Over 7,000 customers in the Finger Lakes region will experience a power outage on Saturday due to ‘essential upgrades’ by National Grid. The company plans to replace two aging structures that support a transmission line, causing the outage from approximately 7:30 a.m. to 4:30 p.m. on Saturday.
National Grid officials acknowledged the inconvenience, especially during this time of year, but stressed the urgency of these upgrades for system reliability. National Grid Spokesman David Bertola provided some context to the work and how it was identified. “National Grid frequently performs work to ensure that customers have robust, resilient and reliable service that they’ve come to rely on. Oftentimes, this kind of work occurs without service interruptions or the need to plan an outage,” he explained. “However, during routine inspections of our equipment in November, we learned that repairs needed to immediately be made to two wooden poles that support a transmission line.”
Time was of the essence when it came to these repairs, so it was scheduled to take place next week after being discovered during the fall. “If we don’t make these repairs, there’s a risk that people in the area would experience an unplanned outage, such as the kind that results from a severe storm that potentially could impact even more poles, and more customers over a longer time period than what we’ve planned on Saturday,” Bertola continued. “During such a storm, we may not have the ability to access roads to get to the damaged equipment and make the repairs.”
On Saturday, Bertola said National Grid will have 20 crew members working simultaneously on the two poles that will be replaced with steel structures.
The blackout will impact residents in Livingston, Ontario, and Monroe counties, specifically in Avon, Caledonia, Lima, Livonia, Bloomfield, West Bloomfield, Henrietta, Honeoye Falls, Mendon, and Rush.
Earlier this week, the Ontario County Sheriff’s Office published a map of the impacted area.
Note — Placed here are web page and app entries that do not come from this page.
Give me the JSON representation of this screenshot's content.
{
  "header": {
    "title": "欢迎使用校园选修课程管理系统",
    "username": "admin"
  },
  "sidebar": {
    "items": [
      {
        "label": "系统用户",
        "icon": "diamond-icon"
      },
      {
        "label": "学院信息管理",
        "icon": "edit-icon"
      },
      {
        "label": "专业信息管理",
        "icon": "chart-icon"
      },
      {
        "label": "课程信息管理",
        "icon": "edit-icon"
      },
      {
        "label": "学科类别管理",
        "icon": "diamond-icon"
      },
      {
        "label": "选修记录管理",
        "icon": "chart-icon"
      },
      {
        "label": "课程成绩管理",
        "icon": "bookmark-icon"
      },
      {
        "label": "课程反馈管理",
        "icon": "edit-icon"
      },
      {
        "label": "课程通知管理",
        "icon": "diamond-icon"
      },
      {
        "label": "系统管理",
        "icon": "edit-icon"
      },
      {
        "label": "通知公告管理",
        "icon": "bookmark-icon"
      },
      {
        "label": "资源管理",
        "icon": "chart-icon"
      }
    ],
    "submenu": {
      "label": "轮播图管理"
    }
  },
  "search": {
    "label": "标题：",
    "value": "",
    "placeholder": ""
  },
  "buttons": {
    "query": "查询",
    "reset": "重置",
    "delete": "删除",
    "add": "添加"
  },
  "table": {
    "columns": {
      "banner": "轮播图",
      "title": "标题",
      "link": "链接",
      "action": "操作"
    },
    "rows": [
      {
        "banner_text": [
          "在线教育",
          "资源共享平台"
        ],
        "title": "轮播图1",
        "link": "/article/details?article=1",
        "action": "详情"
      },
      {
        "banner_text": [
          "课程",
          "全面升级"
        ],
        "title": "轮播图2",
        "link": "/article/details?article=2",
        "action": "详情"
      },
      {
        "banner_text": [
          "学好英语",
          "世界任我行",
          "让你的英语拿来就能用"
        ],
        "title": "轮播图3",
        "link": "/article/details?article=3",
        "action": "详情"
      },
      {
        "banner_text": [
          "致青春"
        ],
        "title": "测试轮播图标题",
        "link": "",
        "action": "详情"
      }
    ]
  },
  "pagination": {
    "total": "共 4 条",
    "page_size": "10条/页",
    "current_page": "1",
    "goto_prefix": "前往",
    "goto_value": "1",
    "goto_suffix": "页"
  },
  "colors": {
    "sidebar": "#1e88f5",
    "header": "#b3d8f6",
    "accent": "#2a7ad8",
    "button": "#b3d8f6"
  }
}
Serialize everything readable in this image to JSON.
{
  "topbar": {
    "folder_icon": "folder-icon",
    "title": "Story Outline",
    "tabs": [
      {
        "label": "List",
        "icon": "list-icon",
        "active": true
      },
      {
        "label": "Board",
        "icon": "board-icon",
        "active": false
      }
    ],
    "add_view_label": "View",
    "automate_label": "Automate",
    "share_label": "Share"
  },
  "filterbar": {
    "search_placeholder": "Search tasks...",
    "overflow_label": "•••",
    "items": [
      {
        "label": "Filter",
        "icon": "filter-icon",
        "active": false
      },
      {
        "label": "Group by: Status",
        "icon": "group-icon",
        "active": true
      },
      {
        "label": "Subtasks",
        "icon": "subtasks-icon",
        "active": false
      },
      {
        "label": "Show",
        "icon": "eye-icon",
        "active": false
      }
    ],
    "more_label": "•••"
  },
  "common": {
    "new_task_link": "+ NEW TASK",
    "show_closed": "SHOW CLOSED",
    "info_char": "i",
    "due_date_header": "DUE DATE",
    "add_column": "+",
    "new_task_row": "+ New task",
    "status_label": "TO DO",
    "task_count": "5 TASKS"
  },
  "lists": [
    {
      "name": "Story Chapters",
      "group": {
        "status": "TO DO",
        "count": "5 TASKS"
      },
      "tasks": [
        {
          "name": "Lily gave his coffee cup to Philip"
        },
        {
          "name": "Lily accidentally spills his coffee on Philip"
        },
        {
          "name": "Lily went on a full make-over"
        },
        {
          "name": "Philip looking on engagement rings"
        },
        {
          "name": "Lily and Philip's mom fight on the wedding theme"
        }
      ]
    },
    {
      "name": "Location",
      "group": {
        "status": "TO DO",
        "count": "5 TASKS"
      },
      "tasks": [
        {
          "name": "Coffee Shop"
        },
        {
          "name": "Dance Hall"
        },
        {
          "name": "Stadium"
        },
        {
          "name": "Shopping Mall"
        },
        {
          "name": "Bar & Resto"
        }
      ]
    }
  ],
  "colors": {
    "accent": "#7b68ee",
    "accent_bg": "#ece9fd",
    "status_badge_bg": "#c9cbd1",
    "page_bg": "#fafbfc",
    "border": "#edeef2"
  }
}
It took no time for frustrated residents in western Ontario County to sound off about the ‘planned’ outage, which many said notification was lackluster.
“How can a planned power outage be allowed in the middle of January in Western New York,” wrote one frustrated resident. Others voiced concern about town boards not having a say in when these ‘planned’ outages occur.
“Why do the residents not get a say in these planned outages? Any outage that is planned in advance should have to go through each and every town board and there should be plenty of notice given to the residents so that public comments can be given,” Brenda Burkett wrote.
To assist those affected, warming centers will be available in these counties. In Livingston County, residents can visit East Avon Fire Department, Avon Fire Department, Lima Ambulance Base, and J.W. Jones Hall. In Monroe County, facilities include the Mendon Fire Department Community Room and Rush Fire Department Building, among others. Ontario County will offer warming centers at Ionia Fire Department and West Bloomfield Congregational Church.
However, residents say that doesn’t go far enough. “Even if there are warming centers, you are not going to get people, especially seniors, to leave their pets in a freezing cold home all day long,” Osborn Midge wrote. “Perhaps having a dog is not that much of an issue, but people are not going to leave their cats or birds or other pets behind.”
One common theme in the complaints about the planned outage was the weeks’ notice and final timing of repairs. Completing them in January — instead of warmer months closer to spring or summer — left many feeling like it was less planned, and more of a surprise to National Grid.